Originally Posted by xzener
I never thought of that... I would like to take pictures, unfortunatly I don't even have a low-end DSLR.
Does your camera have a manual mode? If you can control the shutter speed (and keep it open for a LONG time), you can probably do it. You need a little technical expertise to know how to set your camera up for the proper exposure for both photos to get the best results, but given that we have complete light control and are taking images of something very dim, I would take a zero light photo of the room for a second or two, and see how the stars show up. If that works well, bring the lights up some and take a second, much shorter shot. Also, auto-exposure-bracketing might give better results than a single exposure.
You may want to also take a third photo to composite in a screen shot, for the best results.
If you take them all from a tripod, it'll be trivial to stitch them together later.
Here's a good example (from a scientific publication) on how the technique works: http://wearcam.org/wyckoff/index.html
The "simple example" link from that page ( http://hi.eecg.toronto.edu/wyckoff.html
) is perhaps the most salient example of what I'm talking about.
The basic problem is that the human eye can perceive a much greater range than a camera can, so we have to simulate that to make a photograph more closely match what we can perceive, and we do that by merging multiple photographs depicting different ranges. It's typically called HDR ("High Dynamic Range"); here's a gallery with a bunch of great shots: http://www.2expertsdesign.com/inspir...dr-photography
Some of those are a little over-processed, but they more accurately represent what the human eye sees, rather than the photos you would normally see come out of a pocket camera in those situations (which part of would either be dramatically under-exposed, or dramatically over-exposed).
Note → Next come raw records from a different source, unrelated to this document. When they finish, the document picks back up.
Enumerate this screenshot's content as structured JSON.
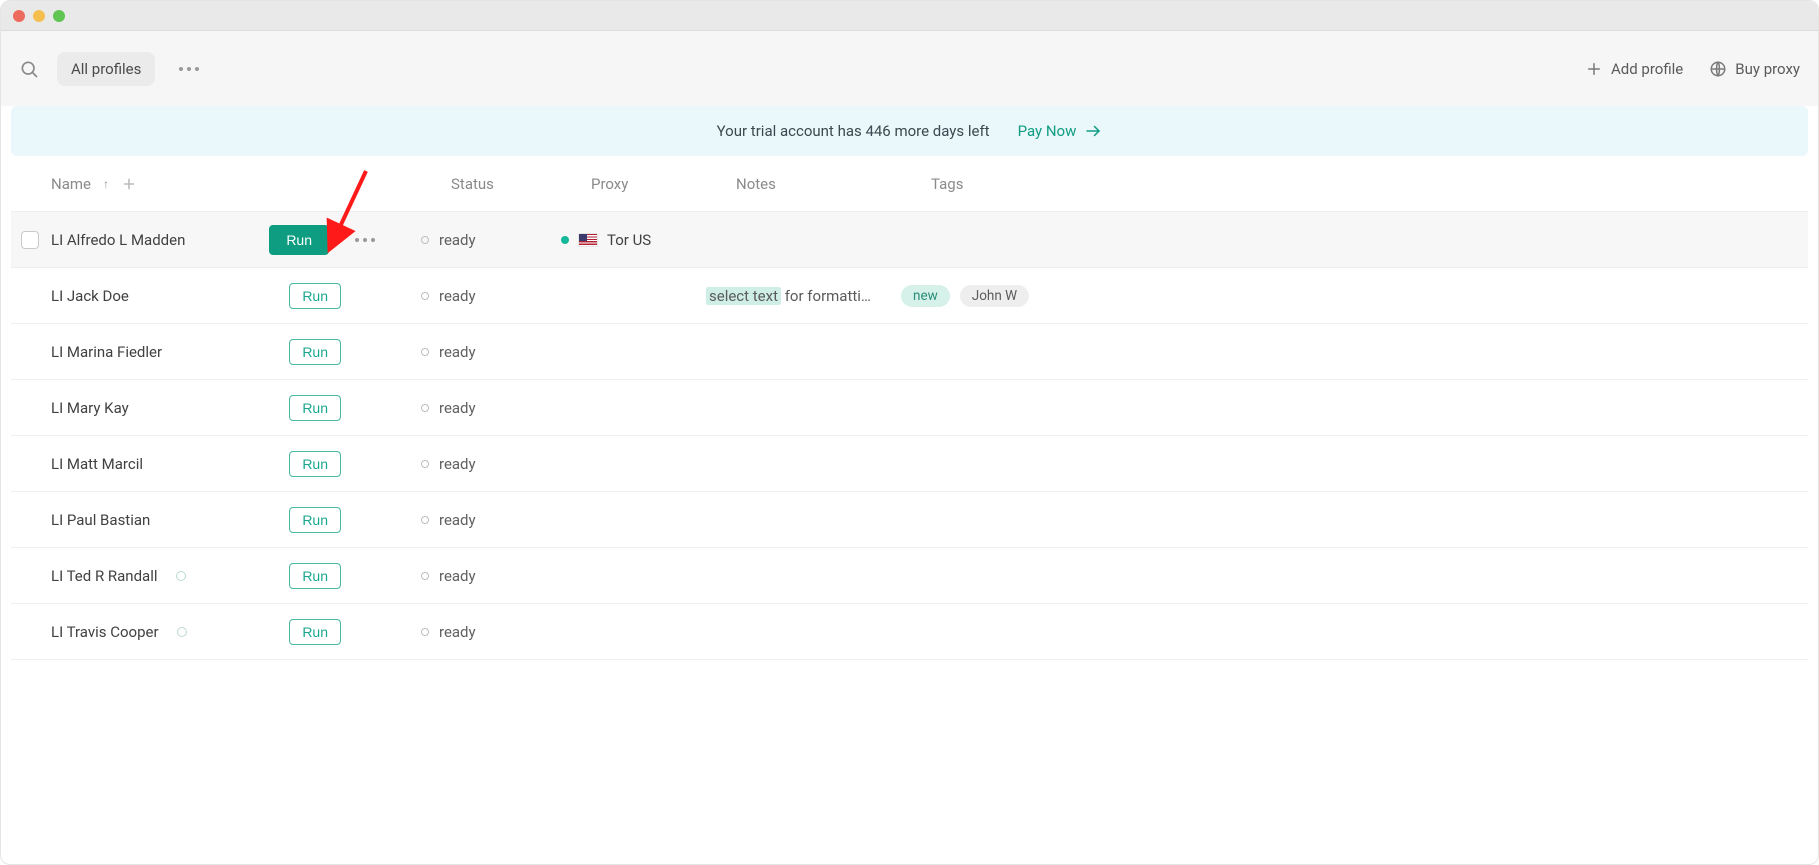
{
  "toolbar": {
    "filter_label": "All profiles",
    "add_profile_label": "Add profile",
    "buy_proxy_label": "Buy proxy"
  },
  "banner": {
    "text": "Your trial account has 446 more days left",
    "cta": "Pay Now"
  },
  "columns": {
    "name": "Name",
    "status": "Status",
    "proxy": "Proxy",
    "notes": "Notes",
    "tags": "Tags"
  },
  "run_label": "Run",
  "rows": [
    {
      "name": "LI Alfredo L Madden",
      "status": "ready",
      "proxy": "Tor US",
      "proxy_hasflag": true,
      "proxy_online": true,
      "notes_highlight": "",
      "notes_rest": "",
      "tags": [],
      "hovered": true,
      "name_indicator": false
    },
    {
      "name": "LI Jack Doe",
      "status": "ready",
      "proxy": "",
      "proxy_hasflag": false,
      "proxy_online": false,
      "notes_highlight": "select text",
      "notes_rest": " for formatti…",
      "tags": [
        {
          "text": "new",
          "cls": "tag-new"
        },
        {
          "text": "John W",
          "cls": "tag-gray"
        }
      ],
      "hovered": false,
      "name_indicator": false
    },
    {
      "name": "LI Marina Fiedler",
      "status": "ready",
      "proxy": "",
      "proxy_hasflag": false,
      "proxy_online": false,
      "notes_highlight": "",
      "notes_rest": "",
      "tags": [],
      "hovered": false,
      "name_indicator": false
    },
    {
      "name": "LI Mary Kay",
      "status": "ready",
      "proxy": "",
      "proxy_hasflag": false,
      "proxy_online": false,
      "notes_highlight": "",
      "notes_rest": "",
      "tags": [],
      "hovered": false,
      "name_indicator": false
    },
    {
      "name": "LI Matt Marcil",
      "status": "ready",
      "proxy": "",
      "proxy_hasflag": false,
      "proxy_online": false,
      "notes_highlight": "",
      "notes_rest": "",
      "tags": [],
      "hovered": false,
      "name_indicator": false
    },
    {
      "name": "LI Paul Bastian",
      "status": "ready",
      "proxy": "",
      "proxy_hasflag": false,
      "proxy_online": false,
      "notes_highlight": "",
      "notes_rest": "",
      "tags": [],
      "hovered": false,
      "name_indicator": false
    },
    {
      "name": "LI Ted R Randall",
      "status": "ready",
      "proxy": "",
      "proxy_hasflag": false,
      "proxy_online": false,
      "notes_highlight": "",
      "notes_rest": "",
      "tags": [],
      "hovered": false,
      "name_indicator": true
    },
    {
      "name": "LI Travis Cooper",
      "status": "ready",
      "proxy": "",
      "proxy_hasflag": false,
      "proxy_online": false,
      "notes_highlight": "",
      "notes_rest": "",
      "tags": [],
      "hovered": false,
      "name_indicator": true
    }
  ]
}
Sorry for crapping up your thread with this stuff, but... it seemed relevant to the current discussion. I like your theater quite a bit; my future theater space is a bit larger, but smaller than I'd like, and you've given me some ideas of what can still be accomplished in a snugger space.